=== The task ===
Find every line below where the string "title" shows up, and copy those lines.

=== Available records ===
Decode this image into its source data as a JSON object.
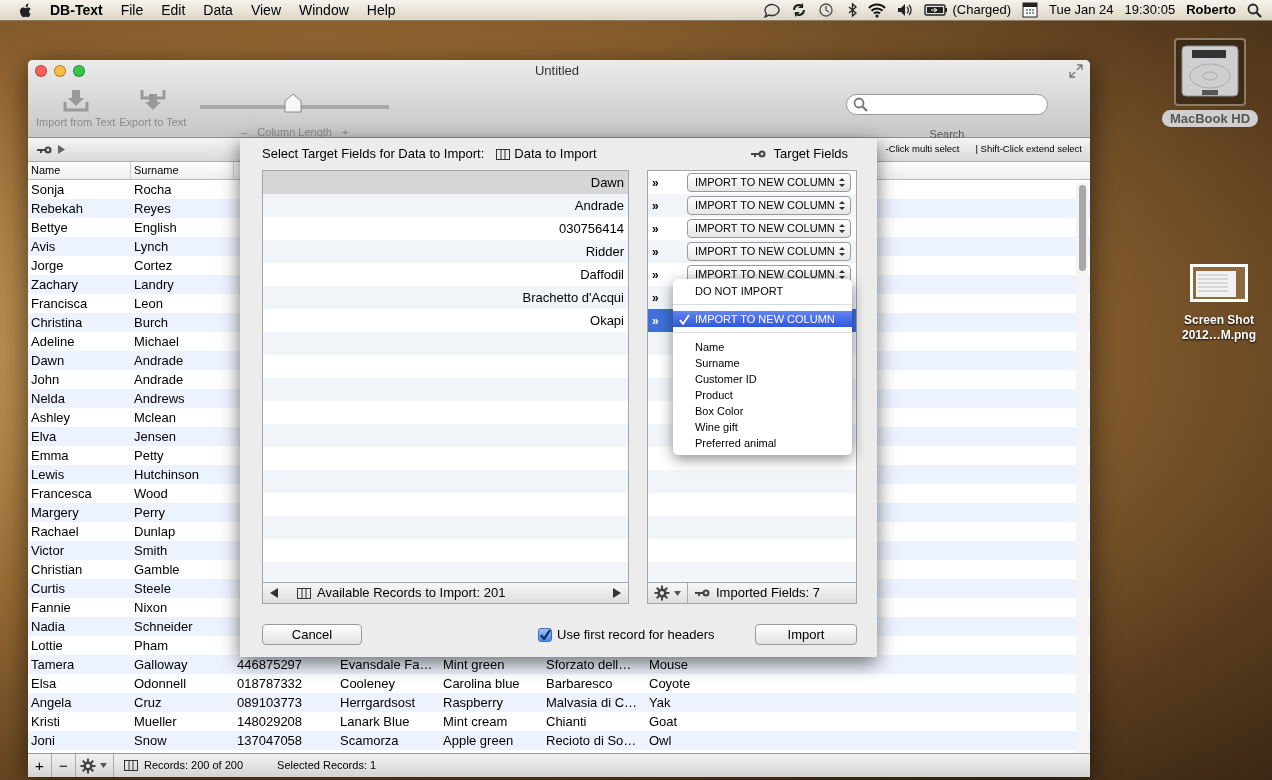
{
  "menu_bar": {
    "items": [
      {
        "label": "DB-Text",
        "kind": "app"
      },
      {
        "label": "File",
        "kind": "menu"
      },
      {
        "label": "Edit",
        "kind": "menu"
      },
      {
        "label": "Data",
        "kind": "menu"
      },
      {
        "label": "View",
        "kind": "menu"
      },
      {
        "label": "Window",
        "kind": "menu"
      },
      {
        "label": "Help",
        "kind": "menu"
      }
    ],
    "status": {
      "battery": "(Charged)",
      "date": "Tue Jan 24",
      "time": "19:30:05",
      "user": "Roberto"
    }
  },
  "desktop_icons": [
    {
      "kind": "drive",
      "lines": [
        "MacBook HD"
      ],
      "selected": true
    },
    {
      "kind": "screenshot",
      "lines": [
        "Screen Shot",
        "2012…M.png"
      ],
      "selected": false
    }
  ],
  "window": {
    "title": "Untitled"
  },
  "toolbar": {
    "buttons": [
      {
        "kind": "import",
        "label": "Import from Text"
      },
      {
        "kind": "export",
        "label": "Export to Text"
      }
    ],
    "slider": {
      "minus": "–",
      "label": "Column Length",
      "plus": "+",
      "level": 0.49
    },
    "search": {
      "label": "Search"
    }
  },
  "selection_hints": [
    "-Click multi select",
    "| Shift-Click extend select"
  ],
  "table": {
    "columns": [
      "Name",
      "Surname"
    ],
    "rows": [
      {
        "cells": [
          "Sonja",
          "Rocha"
        ]
      },
      {
        "cells": [
          "Rebekah",
          "Reyes"
        ]
      },
      {
        "cells": [
          "Bettye",
          "English"
        ]
      },
      {
        "cells": [
          "Avis",
          "Lynch"
        ]
      },
      {
        "cells": [
          "Jorge",
          "Cortez"
        ]
      },
      {
        "cells": [
          "Zachary",
          "Landry"
        ]
      },
      {
        "cells": [
          "Francisca",
          "Leon"
        ]
      },
      {
        "cells": [
          "Christina",
          "Burch"
        ]
      },
      {
        "cells": [
          "Adeline",
          "Michael"
        ]
      },
      {
        "cells": [
          "Dawn",
          "Andrade"
        ]
      },
      {
        "cells": [
          "John",
          "Andrade"
        ]
      },
      {
        "cells": [
          "Nelda",
          "Andrews"
        ]
      },
      {
        "cells": [
          "Ashley",
          "Mclean"
        ]
      },
      {
        "cells": [
          "Elva",
          "Jensen"
        ]
      },
      {
        "cells": [
          "Emma",
          "Petty"
        ]
      },
      {
        "cells": [
          "Lewis",
          "Hutchinson"
        ]
      },
      {
        "cells": [
          "Francesca",
          "Wood"
        ]
      },
      {
        "cells": [
          "Margery",
          "Perry"
        ]
      },
      {
        "cells": [
          "Rachael",
          "Dunlap"
        ]
      },
      {
        "cells": [
          "Victor",
          "Smith"
        ]
      },
      {
        "cells": [
          "Christian",
          "Gamble"
        ]
      },
      {
        "cells": [
          "Curtis",
          "Steele"
        ]
      },
      {
        "cells": [
          "Fannie",
          "Nixon"
        ]
      },
      {
        "cells": [
          "Nadia",
          "Schneider"
        ]
      },
      {
        "cells": [
          "Lottie",
          "Pham"
        ]
      },
      {
        "cells": [
          "Tamera",
          "Galloway",
          "446875297",
          "Evansdale Fa…",
          "Mint green",
          "Sforzato dell…",
          "Mouse"
        ]
      },
      {
        "cells": [
          "Elsa",
          "Odonnell",
          "018787332",
          "Cooleney",
          "Carolina blue",
          "Barbaresco",
          "Coyote"
        ]
      },
      {
        "cells": [
          "Angela",
          "Cruz",
          "089103773",
          "Herrgardsost",
          "Raspberry",
          "Malvasia di C…",
          "Yak"
        ]
      },
      {
        "cells": [
          "Kristi",
          "Mueller",
          "148029208",
          "Lanark Blue",
          "Mint cream",
          "Chianti",
          "Goat"
        ]
      },
      {
        "cells": [
          "Joni",
          "Snow",
          "137047058",
          "Scamorza",
          "Apple green",
          "Recioto di So…",
          "Owl"
        ]
      }
    ]
  },
  "status_bar": {
    "add": "+",
    "remove": "−",
    "records": "Records: 200 of 200",
    "selected": "Selected Records: 1"
  },
  "import_sheet": {
    "title": "Select Target Fields for Data to Import:",
    "source_header": "Data to Import",
    "target_header": "Target Fields",
    "source_values": [
      {
        "text": "Dawn",
        "selected": true
      },
      {
        "text": "Andrade",
        "selected": false
      },
      {
        "text": "030756414",
        "selected": false
      },
      {
        "text": "Ridder",
        "selected": false
      },
      {
        "text": "Daffodil",
        "selected": false
      },
      {
        "text": "Brachetto d'Acqui",
        "selected": false
      },
      {
        "text": "Okapi",
        "selected": false
      }
    ],
    "target_rows": [
      {
        "marker": "»",
        "value": "IMPORT TO NEW COLUMN",
        "selected": false
      },
      {
        "marker": "»",
        "value": "IMPORT TO NEW COLUMN",
        "selected": false
      },
      {
        "marker": "»",
        "value": "IMPORT TO NEW COLUMN",
        "selected": false
      },
      {
        "marker": "»",
        "value": "IMPORT TO NEW COLUMN",
        "selected": false
      },
      {
        "marker": "»",
        "value": "IMPORT TO NEW COLUMN",
        "selected": false
      },
      {
        "marker": "»",
        "selected": false
      },
      {
        "marker": "»",
        "selected": true
      }
    ],
    "source_footer": "Available Records to Import: 201",
    "target_footer": "Imported Fields: 7",
    "cancel": "Cancel",
    "first_record": {
      "label": "Use first record for headers",
      "checked": true
    },
    "import": "Import"
  },
  "popup_menu": {
    "items": [
      {
        "kind": "item",
        "label": "DO NOT IMPORT",
        "checked": false,
        "selected": false
      },
      {
        "kind": "separator"
      },
      {
        "kind": "item",
        "label": "IMPORT TO NEW COLUMN",
        "checked": true,
        "selected": true
      },
      {
        "kind": "separator"
      },
      {
        "kind": "item",
        "label": "Name",
        "checked": false,
        "selected": false
      },
      {
        "kind": "item",
        "label": "Surname",
        "checked": false,
        "selected": false
      },
      {
        "kind": "item",
        "label": "Customer ID",
        "checked": false,
        "selected": false
      },
      {
        "kind": "item",
        "label": "Product",
        "checked": false,
        "selected": false
      },
      {
        "kind": "item",
        "label": "Box Color",
        "checked": false,
        "selected": false
      },
      {
        "kind": "item",
        "label": "Wine gift",
        "checked": false,
        "selected": false
      },
      {
        "kind": "item",
        "label": "Preferred animal",
        "checked": false,
        "selected": false
      }
    ]
  }
}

=== Solution for this task ===
    "title": "Untitled"
    "title": "Select Target Fields for Data to Import:",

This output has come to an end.